Companies that disclose suspected criminal activity to US federal prosecutors could receive up to a 75 per cent reduction in penalties, as the justice department seeks to sweeten the incentives for co-operation.
The department’s corporate enforcement policy had previously recommended a maximum penalty reduction of 50 per cent in the event of a company coming forward in a timely manner and offering to assist with an investigation.
In a speech on Tuesday, assistant attorney-general Kenneth Polite said that the government would recommend the higher discount, unless the company concerned was a repeat offender. The DoJ would also generally not require the corporation itself to plead guilty, he said.
“When a company has uncovered criminal misconduct in its operations, the clearest path to avoiding a guilty plea or an indictment is voluntary self-disclosure,” he said.
“The policy is sending an undeniable message: come forward, co-operate, and remediate,” Polite added. “We are going to be closely examining how companies discipline bad actors and reward the good ones.”

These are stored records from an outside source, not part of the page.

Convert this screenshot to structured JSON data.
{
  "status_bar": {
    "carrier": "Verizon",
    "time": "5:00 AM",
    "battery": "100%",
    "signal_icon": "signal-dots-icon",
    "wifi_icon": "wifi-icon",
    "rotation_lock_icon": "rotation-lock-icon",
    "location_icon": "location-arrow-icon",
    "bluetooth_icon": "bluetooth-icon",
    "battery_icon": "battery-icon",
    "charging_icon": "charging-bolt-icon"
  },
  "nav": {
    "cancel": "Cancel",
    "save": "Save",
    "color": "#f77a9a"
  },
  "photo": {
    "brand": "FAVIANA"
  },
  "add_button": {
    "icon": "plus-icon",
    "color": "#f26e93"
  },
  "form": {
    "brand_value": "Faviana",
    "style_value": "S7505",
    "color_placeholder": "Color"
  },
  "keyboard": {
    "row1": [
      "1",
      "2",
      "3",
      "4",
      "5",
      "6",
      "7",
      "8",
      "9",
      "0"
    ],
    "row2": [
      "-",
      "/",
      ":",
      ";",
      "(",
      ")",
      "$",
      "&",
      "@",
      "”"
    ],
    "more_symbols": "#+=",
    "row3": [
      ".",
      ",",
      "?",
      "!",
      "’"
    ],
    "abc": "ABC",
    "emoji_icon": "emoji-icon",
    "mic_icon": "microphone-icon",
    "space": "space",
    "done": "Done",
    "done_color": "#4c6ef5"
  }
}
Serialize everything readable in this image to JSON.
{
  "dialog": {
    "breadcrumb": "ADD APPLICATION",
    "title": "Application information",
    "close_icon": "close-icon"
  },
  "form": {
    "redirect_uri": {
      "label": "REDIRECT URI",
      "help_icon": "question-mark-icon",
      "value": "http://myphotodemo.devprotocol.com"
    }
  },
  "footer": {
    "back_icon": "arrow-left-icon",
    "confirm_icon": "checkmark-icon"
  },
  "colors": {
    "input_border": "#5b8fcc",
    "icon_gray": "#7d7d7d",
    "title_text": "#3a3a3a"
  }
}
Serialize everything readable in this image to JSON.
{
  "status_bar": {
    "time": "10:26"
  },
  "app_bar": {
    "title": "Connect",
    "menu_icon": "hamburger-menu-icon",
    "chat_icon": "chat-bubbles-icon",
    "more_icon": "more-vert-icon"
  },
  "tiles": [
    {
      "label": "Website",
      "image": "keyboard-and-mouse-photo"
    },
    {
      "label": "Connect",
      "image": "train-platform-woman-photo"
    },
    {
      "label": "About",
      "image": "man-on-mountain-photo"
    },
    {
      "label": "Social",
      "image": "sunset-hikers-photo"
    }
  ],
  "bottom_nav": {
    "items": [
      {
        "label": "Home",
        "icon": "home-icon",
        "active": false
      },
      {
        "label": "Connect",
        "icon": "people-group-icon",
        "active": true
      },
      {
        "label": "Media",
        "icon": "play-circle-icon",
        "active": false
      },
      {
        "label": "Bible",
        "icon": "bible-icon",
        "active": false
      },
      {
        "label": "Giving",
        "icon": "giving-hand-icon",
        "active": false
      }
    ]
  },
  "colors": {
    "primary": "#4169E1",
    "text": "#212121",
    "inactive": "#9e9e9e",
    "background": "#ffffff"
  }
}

The remarks by Polite build on policy reform spearheaded by deputy US attorney-general Lisa Monaco, who has pledged to take a tougher stance on corporate wrongdoing.
Monaco in September announced guidelines as part of a stricter corporate enforcement regime, which included measures to incentivise self-disclosure by setting up schemes aimed at boosting this practice in every DoJ unit prosecuting corporate crime.
In his speech Polite pointed to recent cases in which the DoJ has stopped short of prosecuting companies that came forward with disclosures, such as the French aircraft manufacturer Safran, which reported historic bribes made to a Chinese consultant by a recently acquired subsidiary.
Companies that do not voluntarily self-disclose but still “fully co-operate and timely and appropriately remediate” can also expect a 50 per cent reduction in penalties, Polite said. That is double the amount previously offered by prosecutors before the administration of Joe Biden took office.
Under the revised guidelines, Polite said, prosecutors may consider declining to bring charges as the “appropriate outcome . . . even if aggravating circumstances are present”, as long as companies voluntarily self-disclose immediately upon discovering misconduct, have an “effective” compliance programme in place, and engage in “extraordinary” co-operation and remediation.
US prosecutors have historically been urged to pursue criminal convictions against individuals within corporations over companies themselves, which have deeper pockets and are often able to price-in potential fines.
The update from Polite is the latest tweak to a policy first made permanent under the administration of Donald Trump in 2017 that promised to reward voluntary disclosures of compliance lapses.
As of the end of last year, the DoJ had declined to prosecute 16 companies investigated for violations of the Foreign Corrupt Practices Act, an anti-bribery law. They were deemed to have fully co-operated with prosecutors.